Study sees alcohol, drownings connection
ALLIGATOR Creek was the scene for a pilot study aimed at finding answers to the nation's river drowning problem.
The project was triggered after the 2016-17 RLS national drowning report showed rivers, creeks and streams had the highest number of drowning fatalities.
From last Friday until Sunday, swimmers at Alligator Creek were surveyed by the national manager of Research and Policy at the Royal Lifesaving Society Australia Amy Peden and JCU Associate Professor Richard Franklin.
Ms Peden said she was glad they had chosen Alligator Creek because it had been diverse with many families and tourist groups.
"As a pilot, the project has been really successful," she said. "It's been interesting to learn what people who are using the river every day are doing and how much they drink and their attitude towards that.
"All the knowledge we have at the moment is really in the deaths data, and we obviously can't ask those people why they did what they did and whether they knew they were taking risks."
Prof Franklin said people were asked about their alcohol habits, before breathalysing participants with some low-level positive readings.
"From a research perspective, this is concerning because it means that even a smaller group of people are actually at risk when we see quite a lot of people drowning with alcohol in their system," he said.
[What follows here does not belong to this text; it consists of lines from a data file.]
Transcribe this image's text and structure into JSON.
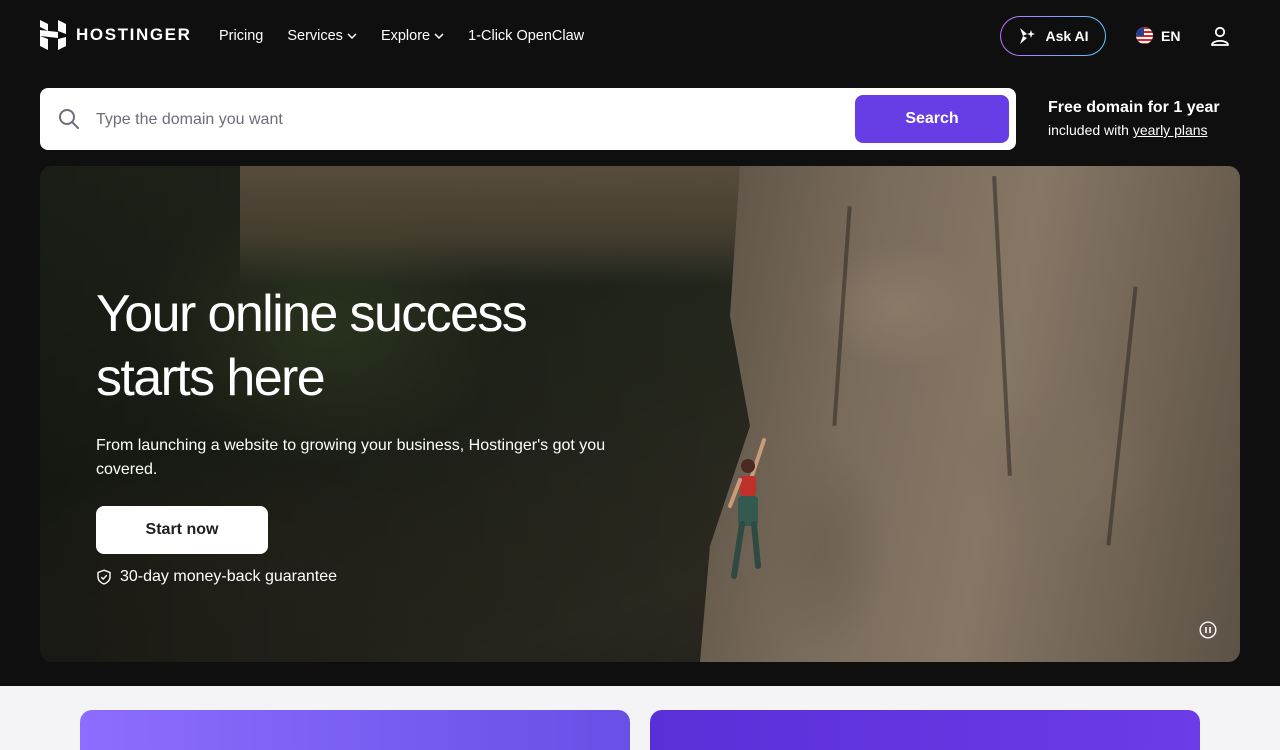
{
  "brand": {
    "name": "HOSTINGER"
  },
  "nav": {
    "items": [
      {
        "label": "Pricing",
        "dropdown": false
      },
      {
        "label": "Services",
        "dropdown": true
      },
      {
        "label": "Explore",
        "dropdown": true
      },
      {
        "label": "1-Click OpenClaw",
        "dropdown": false
      }
    ]
  },
  "header": {
    "ask_ai_label": "Ask AI",
    "language": "EN"
  },
  "search": {
    "placeholder": "Type the domain you want",
    "value": "",
    "button_label": "Search"
  },
  "promo": {
    "title": "Free domain for 1 year",
    "subtitle_prefix": "included with",
    "subtitle_link": "yearly plans"
  },
  "hero": {
    "title_line1": "Your online success",
    "title_line2": "starts here",
    "subtitle": "From launching a website to growing your business, Hostinger's got you covered.",
    "cta_label": "Start now",
    "guarantee": "30-day money-back guarantee"
  },
  "colors": {
    "accent": "#673de6",
    "background": "#0f0f10"
  }
}
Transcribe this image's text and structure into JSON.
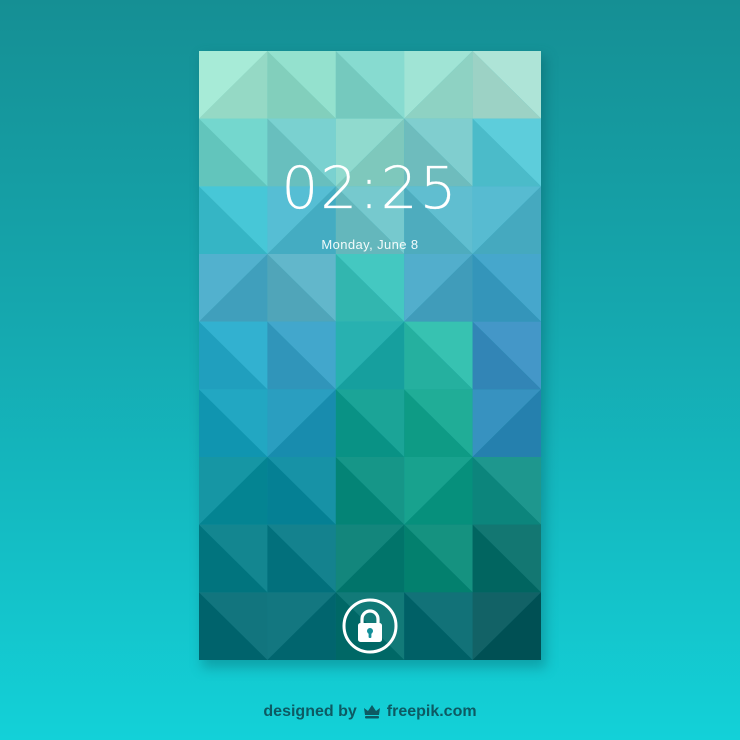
{
  "lock_screen": {
    "time": "02:25",
    "date": "Monday, June 8",
    "unlock_icon": "padlock-icon"
  },
  "credit": {
    "prefix": "designed by",
    "brand": "freepik.com",
    "brand_icon": "freepik-crown-icon"
  },
  "colors": {
    "background_top": "#158f94",
    "background_bottom": "#13d1d8",
    "text": "#ffffff",
    "credit_text": "#0d5a63"
  }
}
"Hopefully, what we are doing is making rivers safer at the end of the day and people are thinking about when they go, what they need to do."